The happy-go-lucky Scott, just two weeks removed from his 28th birthday, is serious about his hands. He gets interested when told if he averages 67 catches per season over the last years of his contract, he'll pass Pickens as the Bengals' all-time receiver.
"Easy," Scott said. "It should be easy. I can catch a whole bunch of hitches if they want me to. I can move myself up and down and get up the field. I have older brothers. You're always waiting for your turn to shine. In college it was always Marshall (Faulk) and Darnay. Here, it was always Pickens and Darnay. I don't mind that."
There is some concern here about Warrick's youth. The club was perplexed when he didn't finish his community service in three months after they made him the fourth pick in the draft and nearly two months after they tied virtually half his bonus to completing the 30 days.
"It wasn't like he didn't try and finish," Mooshagian said. "There were a couple of times he reported to work and his name wasn't on the list. But he can be easily distracted. The main thing is he has to keep his focus. We told him we felt it was important for him to be here from the first day and he responded. He's been pleasant, anxious, ready to go. He's a great talent."
The Bengals credited Warrick for deciding to report on time and he didn't make any excuses. He knows if he doesn't finish by Sept. 30, he could go to jail. He plans to wrap it up during the Bengals' bye week of Sept. 3-10.
"After the season in January, I was getting ready for the draft," Warrick said. "Then it got busy after the draft. I really wanted to finish it before I came because I don't want to back to Tallahassee to have to finish it. But I'll do it like a man. The main thing is to get it done and that's what I'm going to do. Get it done."
Which is pretty much Warrick's game on the field. It's no secret what he can do best. Just getting it done by running away from people. One of the questions is if he can get off the line of scrimmage against NFL sized players.

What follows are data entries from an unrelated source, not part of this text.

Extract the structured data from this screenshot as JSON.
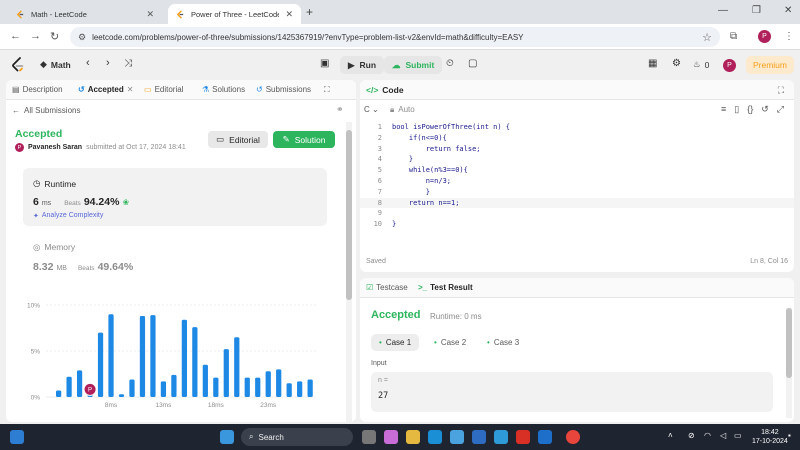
{
  "browser": {
    "tabs": [
      {
        "title": "Math - LeetCode",
        "active": false
      },
      {
        "title": "Power of Three - LeetCode",
        "active": true
      }
    ],
    "url": "leetcode.com/problems/power-of-three/submissions/1425367919/?envType=problem-list-v2&envId=math&difficulty=EASY",
    "profile_initial": "P"
  },
  "lcnav": {
    "list_label": "Math",
    "run_label": "Run",
    "submit_label": "Submit",
    "streak_count": "0",
    "premium_label": "Premium",
    "avatar_initial": "P"
  },
  "left_tabs": [
    {
      "label": "Description"
    },
    {
      "label": "Accepted"
    },
    {
      "label": "Editorial"
    },
    {
      "label": "Solutions"
    },
    {
      "label": "Submissions"
    }
  ],
  "submission": {
    "back_label": "All Submissions",
    "status": "Accepted",
    "user": "Pavanesh Saran",
    "submitted_text": "submitted at Oct 17, 2024 18:41",
    "editorial_btn": "Editorial",
    "solution_btn": "Solution",
    "runtime_label": "Runtime",
    "runtime_value": "6",
    "runtime_unit": "ms",
    "beats_label": "Beats",
    "runtime_beats": "94.24%",
    "analyze_label": "Analyze Complexity",
    "memory_label": "Memory",
    "memory_value": "8.32",
    "memory_unit": "MB",
    "memory_beats": "49.64%"
  },
  "chart_data": {
    "type": "bar",
    "ylabel_ticks": [
      "10%",
      "5%",
      "0%"
    ],
    "ylim": [
      0,
      10
    ],
    "xticks": [
      "8ms",
      "13ms",
      "18ms",
      "23ms"
    ],
    "values": [
      0.7,
      2.2,
      2.9,
      0.5,
      7.0,
      9.0,
      0.3,
      1.9,
      8.8,
      8.9,
      1.7,
      2.4,
      8.4,
      7.6,
      3.5,
      2.1,
      5.2,
      6.5,
      2.1,
      2.1,
      2.8,
      3.0,
      1.5,
      1.7,
      1.9
    ],
    "highlight_index": 3,
    "highlight_label": "P",
    "bar_color": "#1e88e5"
  },
  "code": {
    "title": "Code",
    "language": "C",
    "auto_label": "Auto",
    "lines": [
      "bool isPowerOfThree(int n) {",
      "    if(n<=0){",
      "        return false;",
      "    }",
      "    while(n%3==0){",
      "        n=n/3;",
      "        }",
      "    return n==1;",
      "",
      "}"
    ],
    "current_line": 8,
    "saved_label": "Saved",
    "cursor_pos": "Ln 8, Col 16"
  },
  "test": {
    "testcase_tab": "Testcase",
    "result_tab": "Test Result",
    "status": "Accepted",
    "runtime_text": "Runtime: 0 ms",
    "cases": [
      "Case 1",
      "Case 2",
      "Case 3"
    ],
    "input_label": "Input",
    "param_name": "n =",
    "param_value": "27"
  },
  "taskbar": {
    "search_label": "Search",
    "time": "18:42",
    "date": "17-10-2024"
  }
}
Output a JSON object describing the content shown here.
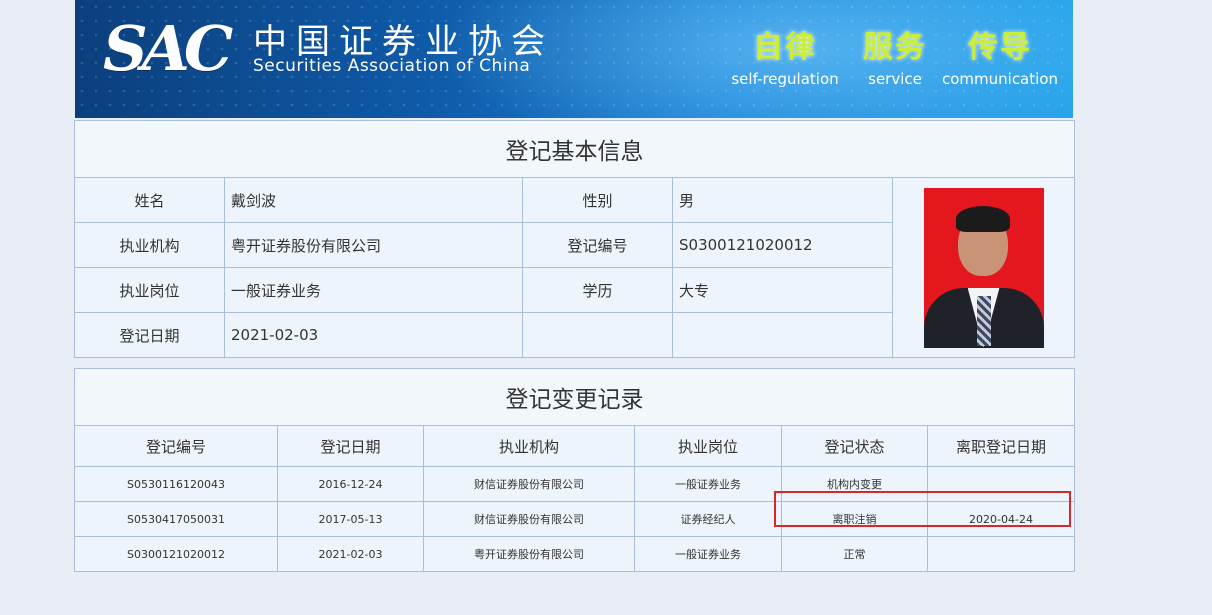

"Coming from Florida State, that's what we did all our life," Warrick said. "Bump and run coverage 24, 7 every day in practice. That's what made me a great receiver...You can't go out there trying to do too much. That's when bad things happen. You've got to be patient. You know you're going to be hungry, but you still have to be patient and not try to do too much."